* **Work task**: Render every entry exactly as it appears.

▽

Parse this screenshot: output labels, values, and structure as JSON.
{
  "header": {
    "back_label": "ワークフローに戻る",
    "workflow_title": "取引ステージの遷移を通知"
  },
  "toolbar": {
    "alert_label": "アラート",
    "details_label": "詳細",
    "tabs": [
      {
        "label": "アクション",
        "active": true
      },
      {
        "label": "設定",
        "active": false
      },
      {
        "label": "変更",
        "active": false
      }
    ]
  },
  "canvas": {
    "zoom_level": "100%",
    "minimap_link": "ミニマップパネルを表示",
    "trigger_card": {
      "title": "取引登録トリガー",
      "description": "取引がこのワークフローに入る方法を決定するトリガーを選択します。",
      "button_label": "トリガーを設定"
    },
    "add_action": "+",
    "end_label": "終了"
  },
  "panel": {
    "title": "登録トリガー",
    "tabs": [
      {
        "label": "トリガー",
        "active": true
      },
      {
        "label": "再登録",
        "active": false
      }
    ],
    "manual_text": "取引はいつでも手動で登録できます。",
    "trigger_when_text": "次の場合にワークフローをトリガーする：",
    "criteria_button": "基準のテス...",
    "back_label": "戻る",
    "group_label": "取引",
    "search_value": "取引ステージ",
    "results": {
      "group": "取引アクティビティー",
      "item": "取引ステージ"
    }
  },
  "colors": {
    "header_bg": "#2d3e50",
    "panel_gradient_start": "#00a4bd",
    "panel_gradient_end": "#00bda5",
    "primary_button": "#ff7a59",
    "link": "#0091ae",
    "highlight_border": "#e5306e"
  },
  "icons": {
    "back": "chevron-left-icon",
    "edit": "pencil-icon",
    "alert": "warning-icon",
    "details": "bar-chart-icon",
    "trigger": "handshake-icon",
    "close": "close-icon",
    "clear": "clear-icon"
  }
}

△

* **Task answer**:
Parse this screenshot: output labels, values, and structure as JSON.
{
  "header": {
    "back_label": "ワークフローに戻る",
    "workflow_title": "取引ステージの遷移を通知"
  },
  "toolbar": {
    "alert_label": "アラート",
    "details_label": "詳細",
    "tabs": [
      {
        "label": "アクション",
        "active": true
      },
      {
        "label": "設定",
        "active": false
      },
      {
        "label": "変更",
        "active": false
      }
    ]
  },
  "canvas": {
    "zoom_level": "100%",
    "minimap_link": "ミニマップパネルを表示",
    "trigger_card": {
      "title": "取引登録トリガー",
      "description": "取引がこのワークフローに入る方法を決定するトリガーを選択します。",
      "button_label": "トリガーを設定"
    },
    "add_action": "+",
    "end_label": "終了"
  },
  "panel": {
    "title": "登録トリガー",
    "tabs": [
      {
        "label": "トリガー",
        "active": true
      },
      {
        "label": "再登録",
        "active": false
      }
    ],
    "manual_text": "取引はいつでも手動で登録できます。",
    "trigger_when_text": "次の場合にワークフローをトリガーする：",
    "criteria_button": "基準のテス...",
    "back_label": "戻る",
    "group_label": "取引",
    "search_value": "取引ステージ",
    "results": {
      "group": "取引アクティビティー",
      "item": "取引ステージ"
    }
  },
  "colors": {
    "header_bg": "#2d3e50",
    "panel_gradient_start": "#00a4bd",
    "panel_gradient_end": "#00bda5",
    "primary_button": "#ff7a59",
    "link": "#0091ae",
    "highlight_border": "#e5306e"
  },
  "icons": {
    "back": "chevron-left-icon",
    "edit": "pencil-icon",
    "alert": "warning-icon",
    "details": "bar-chart-icon",
    "trigger": "handshake-icon",
    "close": "close-icon",
    "clear": "clear-icon"
  }
}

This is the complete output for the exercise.